[t]aking Reed's facts as true, it appears that White and Chaney were following IDOC policies and procedures when they confiscated the paper crosses. According to the grievance response, the crosses were confiscated in violation of STG policy.... White and Chaney confiscated the property in furtherance of their job duties to protect the security of the facility. Their alleged failure to provide Reed with a notice of confiscation form does not amount to criminal conversion or "illegal seizure." Because Reed failed to support this claim with sufficient facts, he cannot now sue them individually.
Id. at 13.
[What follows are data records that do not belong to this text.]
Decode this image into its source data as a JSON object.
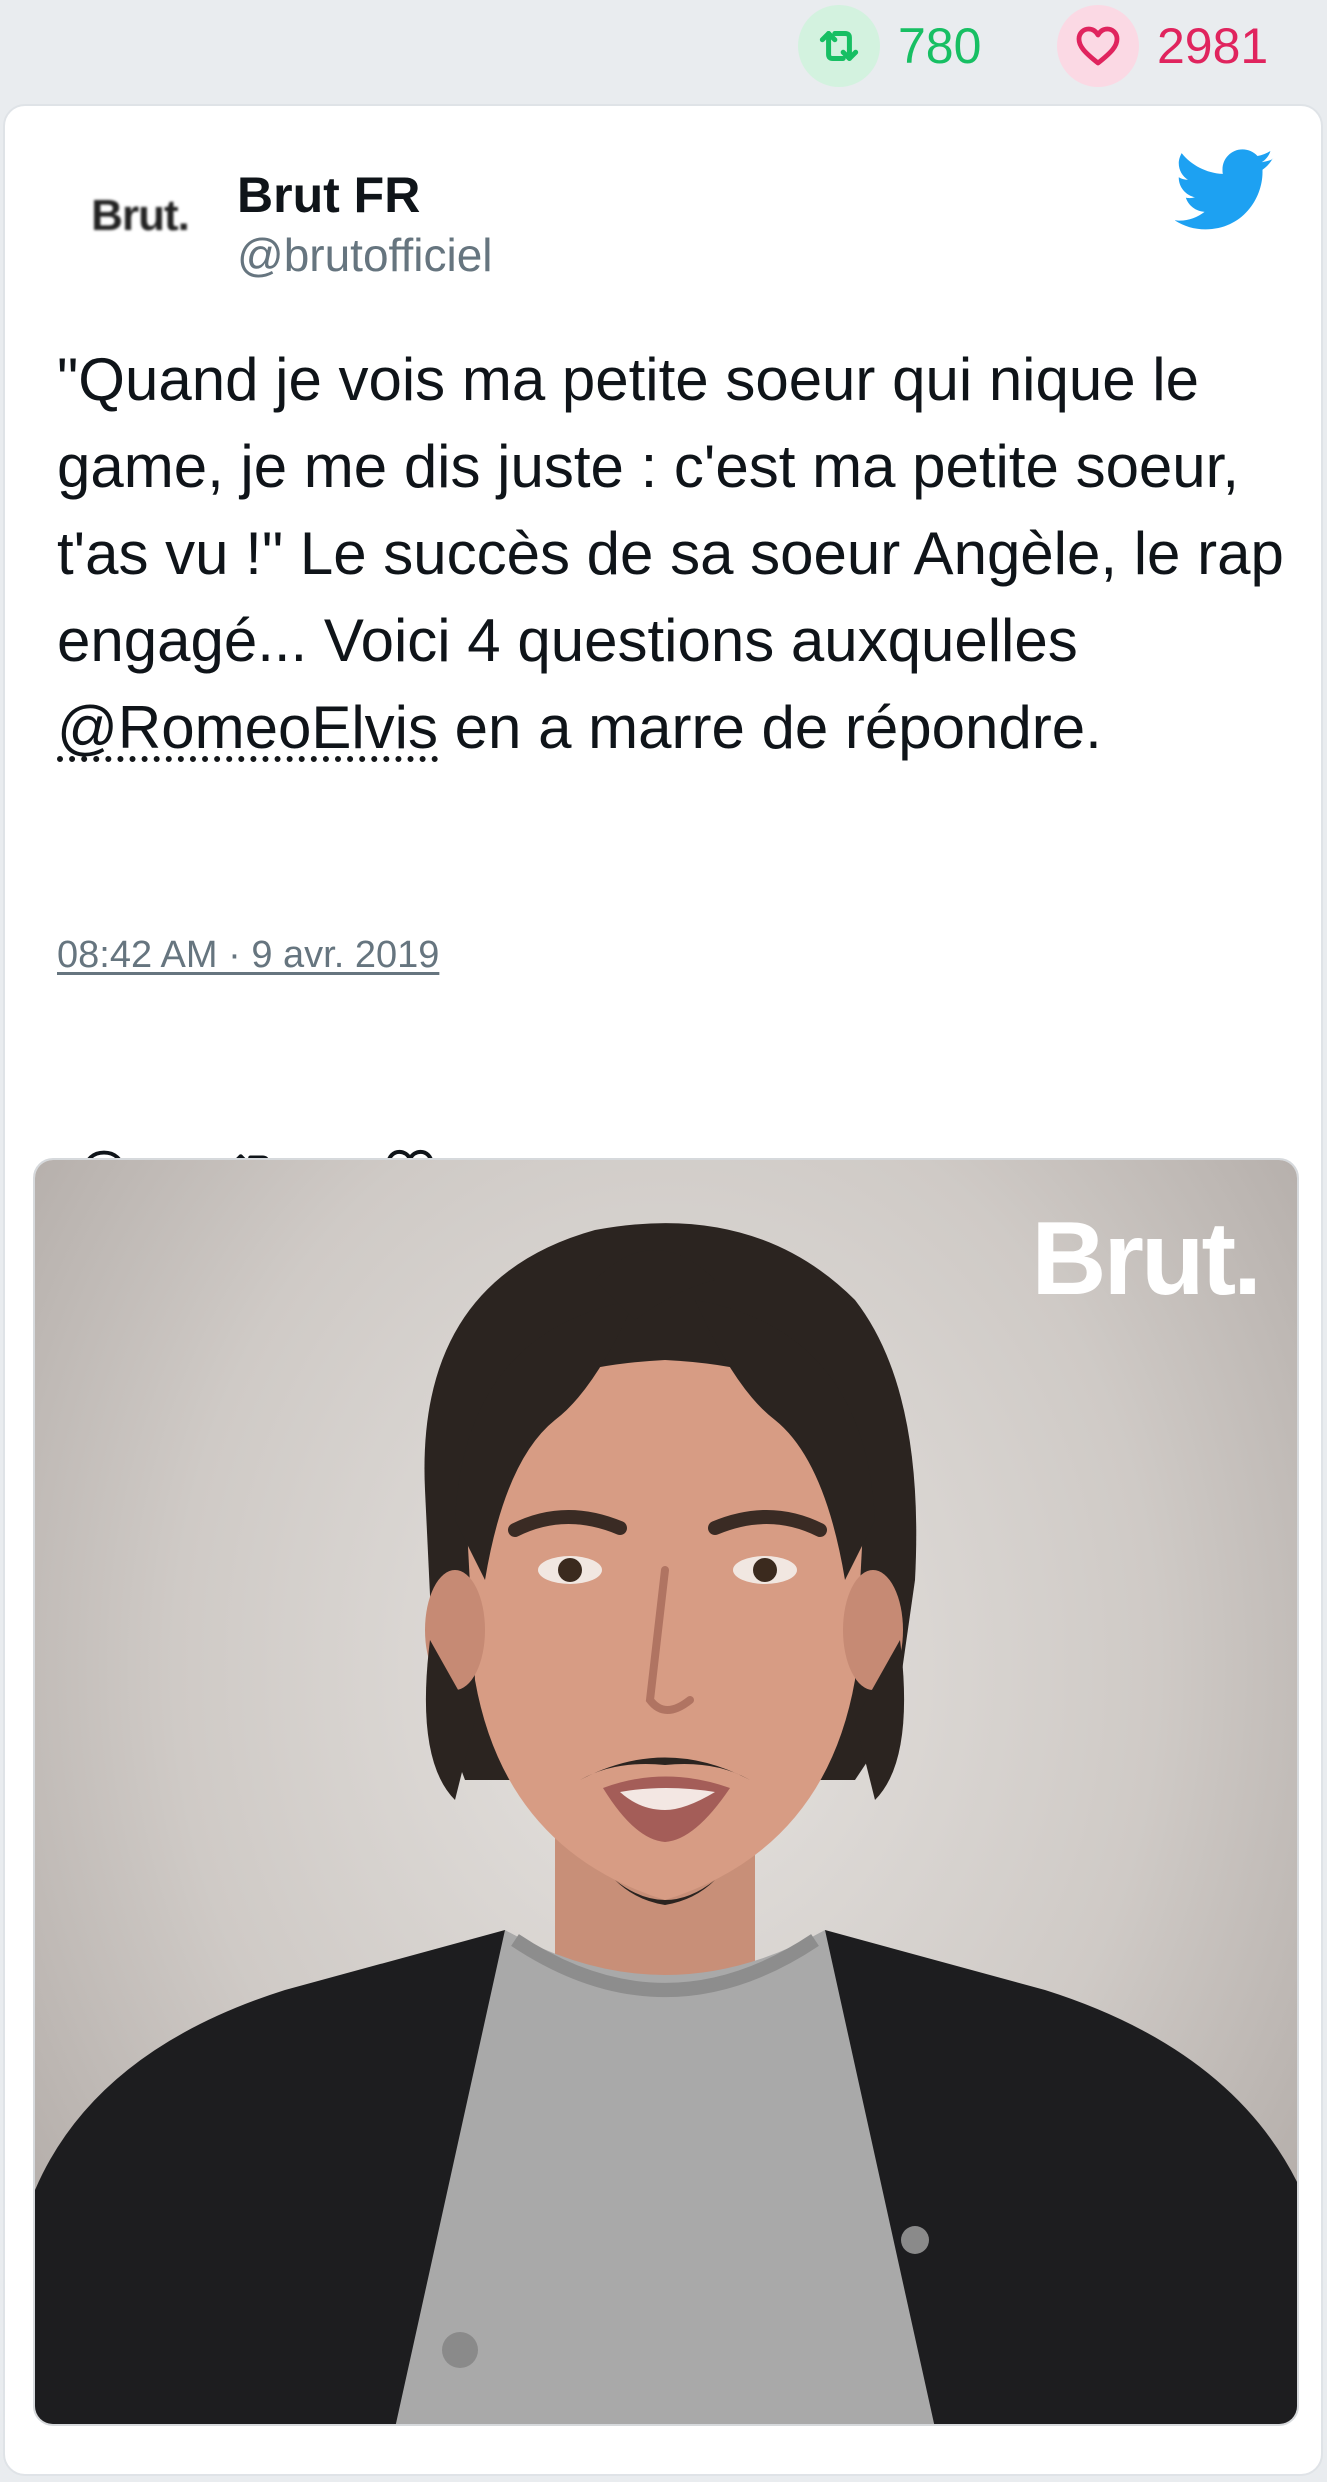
{
  "stats": {
    "retweet_count": "780",
    "like_count": "2981",
    "retweet_color": "#17bf63",
    "like_color": "#e0245e"
  },
  "tweet": {
    "avatar_label": "Brut.",
    "author_name": "Brut FR",
    "author_handle": "@brutofficiel",
    "text_before_mention": "\"Quand je vois ma petite soeur qui nique le game, je me dis juste : c'est ma petite soeur, t'as vu !\" Le succès de sa soeur Angèle, le rap engagé... Voici 4 questions auxquelles ",
    "mention": "@RomeoElvis",
    "text_after_mention": " en a marre de répondre.",
    "timestamp": "08:42 AM · 9 avr. 2019",
    "icons": {
      "brand": "twitter-bird-icon",
      "reply": "reply-icon",
      "retweet": "retweet-icon",
      "like": "heart-icon"
    },
    "brand_color": "#1da1f2"
  },
  "media": {
    "watermark": "Brut."
  }
}
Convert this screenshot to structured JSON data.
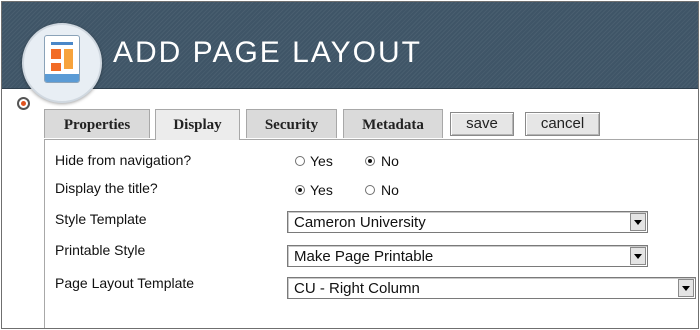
{
  "header": {
    "title": "ADD PAGE LAYOUT",
    "icon": "document-layout-icon"
  },
  "tabs": [
    {
      "label": "Properties",
      "active": false
    },
    {
      "label": "Display",
      "active": true
    },
    {
      "label": "Security",
      "active": false
    },
    {
      "label": "Metadata",
      "active": false
    }
  ],
  "actions": {
    "save_label": "save",
    "cancel_label": "cancel"
  },
  "form": {
    "hide_nav": {
      "label": "Hide from navigation?",
      "options": [
        "Yes",
        "No"
      ],
      "selected": "No"
    },
    "display_title": {
      "label": "Display the title?",
      "options": [
        "Yes",
        "No"
      ],
      "selected": "Yes"
    },
    "style_template": {
      "label": "Style Template",
      "value": "Cameron University"
    },
    "printable_style": {
      "label": "Printable Style",
      "value": "Make Page Printable"
    },
    "page_layout_template": {
      "label": "Page Layout Template",
      "value": "CU - Right Column"
    }
  },
  "colors": {
    "header_bg": "#3f5567",
    "accent_orange": "#f26b25"
  }
}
 We cannot agree with the State for two reasons. First, the State is correct that a government employee is immune from liability if the alleged conduct occurred within the scope of his employment. But the assertion of immunity is an affirmative defense, and dismissal for failure to state a claim upon which relief can be granted is "rarely appropriate when the asserted ground for dismissal is an affirmative defense." Bellwether Prop., LLC v. Duke Energy Ind., Inc. , 87 N.E.3d 462, 464 (Ind. 2017). Here, if Reed had alleged in his complaint that White and Chaney were acting within the scope of their employment, dismissal under Indiana Code Section 34–58–1–2(a)(2) would have been appropriate. See Bushong v. Williamson , 790 N.E.2d 467, 472 n.4 (Ind. 2003). But Reed makes no such allegation. Accordingly, looking only at the face of Reed's complaint, there is no basis to dismiss the complaint because of White's and Chaney's possible immunity defenses.
 Second, taking the facts stated in Reed's complaint as true, as we must, there was no basis in any IDOC policy for White and Chaney to have confiscated the crosses. To the contrary, Reed alleges that the crosses did not violate the STG policy, and he maintains that White and Chaney's reliance on that stated policy was merely a "pretense" to obscure their alleged theft of Reed's personal property. Appellant's App. at 12. Reed's allegations may prove incorrect at a fact-finding hearing, but they state a claim.
 In sum, taking as true all allegations upon the face of Reed's complaint, we hold that the trial court erred when it dismissed the complaint for failure to state a claim upon which relief can be granted. The complaint is sufficient under Indiana Code Section 34–13–3–5(c) to require White and Chaney to respond thereto. See Guillen , 922 N.E.2d at 123 (reversing dismissal of offender's complaint alleging prison officials negligently or deliberately violated both the Indiana Constitution and prison mail rules).
 Reversed and remanded for further proceedings.
Robb, J., and Altice, J., concur.